We recently published a story on our blog about the myth of ERW tube being in some way weaker than other forms of steel tubing. In it we pointed out that this was based on experiences with the products before the mid 1970s, and did not allow for the enhancements made by the development of new technology and techniques. This article, we are delighted to say, has proved to be rather popular. As a result, we’ve been asked to give some more information on the developments which improved the quality of ERW steel tubes.
The biggest change which served to improve the quality of ERW tube was the one to the welding process. Up until the 1970s the steel tubes were made using a low-frequency electric resistance weld. There were several reasons for this, with the main one arguably being that it was the approach which allowed for smaller diameters to be made. It is also true that the cost factor had a bearing on using this approach rather than a high-frequency resistance weld.

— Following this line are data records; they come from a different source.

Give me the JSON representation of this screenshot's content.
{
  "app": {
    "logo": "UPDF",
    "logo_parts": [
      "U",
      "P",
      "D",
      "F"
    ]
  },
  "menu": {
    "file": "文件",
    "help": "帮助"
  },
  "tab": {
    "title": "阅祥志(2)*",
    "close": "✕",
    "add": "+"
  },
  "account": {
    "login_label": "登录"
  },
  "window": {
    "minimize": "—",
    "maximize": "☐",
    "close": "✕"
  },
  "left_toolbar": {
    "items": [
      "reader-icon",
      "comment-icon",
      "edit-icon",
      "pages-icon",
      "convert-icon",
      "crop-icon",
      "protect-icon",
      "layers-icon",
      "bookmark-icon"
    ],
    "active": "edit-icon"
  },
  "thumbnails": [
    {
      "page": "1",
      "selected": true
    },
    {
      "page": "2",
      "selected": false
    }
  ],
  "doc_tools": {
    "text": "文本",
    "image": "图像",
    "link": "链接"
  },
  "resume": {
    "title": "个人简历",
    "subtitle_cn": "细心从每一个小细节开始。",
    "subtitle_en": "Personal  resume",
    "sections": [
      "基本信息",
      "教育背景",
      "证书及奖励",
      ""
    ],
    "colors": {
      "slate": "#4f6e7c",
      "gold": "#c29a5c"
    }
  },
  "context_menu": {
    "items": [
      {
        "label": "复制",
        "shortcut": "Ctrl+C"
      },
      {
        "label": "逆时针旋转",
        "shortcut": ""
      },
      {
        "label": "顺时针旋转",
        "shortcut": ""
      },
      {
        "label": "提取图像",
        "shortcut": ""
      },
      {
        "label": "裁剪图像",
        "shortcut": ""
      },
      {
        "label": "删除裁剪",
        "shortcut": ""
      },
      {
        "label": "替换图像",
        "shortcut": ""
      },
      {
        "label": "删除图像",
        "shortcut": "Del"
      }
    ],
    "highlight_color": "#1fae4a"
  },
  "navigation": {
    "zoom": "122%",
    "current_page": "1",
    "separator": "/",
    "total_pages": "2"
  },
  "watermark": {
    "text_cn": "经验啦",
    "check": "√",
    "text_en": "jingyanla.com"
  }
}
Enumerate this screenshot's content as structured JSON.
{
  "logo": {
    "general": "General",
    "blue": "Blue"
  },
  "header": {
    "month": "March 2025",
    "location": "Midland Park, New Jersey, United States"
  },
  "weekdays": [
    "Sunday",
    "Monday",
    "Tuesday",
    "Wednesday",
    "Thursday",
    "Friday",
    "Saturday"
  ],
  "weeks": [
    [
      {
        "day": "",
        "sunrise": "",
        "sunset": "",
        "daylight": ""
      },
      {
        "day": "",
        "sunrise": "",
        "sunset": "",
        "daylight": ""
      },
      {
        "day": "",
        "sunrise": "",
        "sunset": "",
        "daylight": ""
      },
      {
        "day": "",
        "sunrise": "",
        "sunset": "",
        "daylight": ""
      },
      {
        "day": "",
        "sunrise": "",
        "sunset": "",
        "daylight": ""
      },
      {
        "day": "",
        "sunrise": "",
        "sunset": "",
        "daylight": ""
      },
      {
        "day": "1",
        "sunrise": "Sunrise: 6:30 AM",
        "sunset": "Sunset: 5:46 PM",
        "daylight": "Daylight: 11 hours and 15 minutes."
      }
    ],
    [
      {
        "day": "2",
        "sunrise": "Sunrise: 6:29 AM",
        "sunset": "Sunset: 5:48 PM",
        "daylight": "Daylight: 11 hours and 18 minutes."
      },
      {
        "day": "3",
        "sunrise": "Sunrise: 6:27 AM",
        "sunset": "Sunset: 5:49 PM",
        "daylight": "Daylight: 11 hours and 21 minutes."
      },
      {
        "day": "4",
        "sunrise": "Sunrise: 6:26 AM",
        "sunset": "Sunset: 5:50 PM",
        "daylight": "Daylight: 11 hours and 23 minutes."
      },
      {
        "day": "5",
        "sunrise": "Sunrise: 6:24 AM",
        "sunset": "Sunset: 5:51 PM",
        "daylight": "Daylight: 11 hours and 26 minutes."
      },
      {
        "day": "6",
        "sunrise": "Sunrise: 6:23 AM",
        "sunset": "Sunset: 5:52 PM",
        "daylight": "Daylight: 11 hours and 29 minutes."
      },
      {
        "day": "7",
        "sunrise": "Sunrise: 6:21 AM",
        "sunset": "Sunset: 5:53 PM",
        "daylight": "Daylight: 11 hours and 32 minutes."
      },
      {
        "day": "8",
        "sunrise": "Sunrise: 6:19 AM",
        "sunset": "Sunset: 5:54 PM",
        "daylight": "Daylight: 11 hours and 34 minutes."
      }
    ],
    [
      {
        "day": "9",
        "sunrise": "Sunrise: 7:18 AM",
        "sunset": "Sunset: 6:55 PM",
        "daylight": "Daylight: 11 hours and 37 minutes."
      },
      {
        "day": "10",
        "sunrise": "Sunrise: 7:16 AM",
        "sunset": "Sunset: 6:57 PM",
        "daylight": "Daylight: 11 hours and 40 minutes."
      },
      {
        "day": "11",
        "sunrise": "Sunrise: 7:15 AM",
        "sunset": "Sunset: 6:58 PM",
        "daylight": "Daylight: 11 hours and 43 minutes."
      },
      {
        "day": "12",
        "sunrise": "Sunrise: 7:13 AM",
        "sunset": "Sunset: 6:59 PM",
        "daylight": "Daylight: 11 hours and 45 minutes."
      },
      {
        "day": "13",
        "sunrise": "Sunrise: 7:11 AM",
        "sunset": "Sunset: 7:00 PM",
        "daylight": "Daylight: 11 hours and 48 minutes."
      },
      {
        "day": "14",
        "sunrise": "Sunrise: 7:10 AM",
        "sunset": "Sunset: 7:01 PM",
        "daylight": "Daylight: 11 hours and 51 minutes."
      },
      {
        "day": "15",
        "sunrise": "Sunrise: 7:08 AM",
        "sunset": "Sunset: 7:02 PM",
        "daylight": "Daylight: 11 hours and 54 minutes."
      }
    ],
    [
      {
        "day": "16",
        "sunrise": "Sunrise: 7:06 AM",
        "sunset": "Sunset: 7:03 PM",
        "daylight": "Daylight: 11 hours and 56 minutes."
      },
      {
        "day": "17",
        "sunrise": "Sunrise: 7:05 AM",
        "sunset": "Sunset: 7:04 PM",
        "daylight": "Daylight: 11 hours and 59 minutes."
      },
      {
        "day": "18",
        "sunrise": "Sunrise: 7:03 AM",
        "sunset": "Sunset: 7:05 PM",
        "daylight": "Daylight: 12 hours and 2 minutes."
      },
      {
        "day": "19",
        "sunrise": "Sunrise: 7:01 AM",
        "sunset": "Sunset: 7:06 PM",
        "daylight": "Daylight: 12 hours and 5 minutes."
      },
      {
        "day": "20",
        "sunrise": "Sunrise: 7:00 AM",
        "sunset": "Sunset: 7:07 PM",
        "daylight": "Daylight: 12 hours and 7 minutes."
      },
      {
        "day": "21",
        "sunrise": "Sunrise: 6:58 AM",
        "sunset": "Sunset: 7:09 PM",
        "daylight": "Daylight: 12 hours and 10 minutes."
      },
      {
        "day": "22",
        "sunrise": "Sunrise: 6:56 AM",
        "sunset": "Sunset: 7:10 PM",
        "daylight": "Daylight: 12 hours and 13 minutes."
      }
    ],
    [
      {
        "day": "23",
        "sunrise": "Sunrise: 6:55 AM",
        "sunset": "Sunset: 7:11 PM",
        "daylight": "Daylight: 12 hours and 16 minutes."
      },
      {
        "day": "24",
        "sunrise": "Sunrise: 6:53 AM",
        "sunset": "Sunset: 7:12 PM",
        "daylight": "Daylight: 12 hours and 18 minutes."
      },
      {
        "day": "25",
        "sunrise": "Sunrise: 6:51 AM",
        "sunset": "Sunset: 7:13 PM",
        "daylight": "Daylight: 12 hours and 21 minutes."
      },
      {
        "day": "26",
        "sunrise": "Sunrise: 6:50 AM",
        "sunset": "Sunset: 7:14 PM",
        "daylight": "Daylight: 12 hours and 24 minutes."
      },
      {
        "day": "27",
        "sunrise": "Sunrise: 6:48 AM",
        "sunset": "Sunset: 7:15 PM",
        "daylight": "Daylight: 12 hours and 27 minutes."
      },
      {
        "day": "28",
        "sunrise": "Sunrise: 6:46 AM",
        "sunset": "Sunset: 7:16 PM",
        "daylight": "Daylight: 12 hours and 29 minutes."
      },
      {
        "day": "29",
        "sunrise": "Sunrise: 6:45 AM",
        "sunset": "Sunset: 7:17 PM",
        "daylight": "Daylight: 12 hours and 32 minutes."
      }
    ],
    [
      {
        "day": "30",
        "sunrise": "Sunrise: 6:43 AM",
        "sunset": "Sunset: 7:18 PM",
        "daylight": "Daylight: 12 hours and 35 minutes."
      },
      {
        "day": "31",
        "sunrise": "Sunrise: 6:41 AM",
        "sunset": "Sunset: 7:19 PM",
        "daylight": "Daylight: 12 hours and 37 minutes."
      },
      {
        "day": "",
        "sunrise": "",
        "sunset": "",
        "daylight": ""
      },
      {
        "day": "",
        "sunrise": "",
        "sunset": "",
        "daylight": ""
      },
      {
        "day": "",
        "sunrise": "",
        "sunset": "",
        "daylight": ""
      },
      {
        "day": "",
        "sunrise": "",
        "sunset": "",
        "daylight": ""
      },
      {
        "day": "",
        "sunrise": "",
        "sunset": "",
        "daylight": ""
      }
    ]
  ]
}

Whilst using low-frequency electric resistance weld made sense, it was the reason why ERW steel tubes came to be seen as weaker than other forms. The lifespan of tubes created this way was shorter, with hook cracks and seam corrosion being two of the most common problems encountered. In some cases the relative low cost of ERW tube was lost as an advantage due to the lack of a reliable lifespan.
It was the development of the means to use high-frequency electric resistance weld on steel for smaller diameters that saw this tubing become far stronger. This resulted in it becoming more reliable for a longer service. As well as making more resilient ERW tube, the high-frequency electric resistance weld process is also more flexible and efficient – allowing for even lower costs to be achieved.
The history of the development of ERW tubes is one we find highly interesting. We’re always happy to answer questions about it, and we trust that you’ve found the information about the production process change in the 1970s to be an informative insight.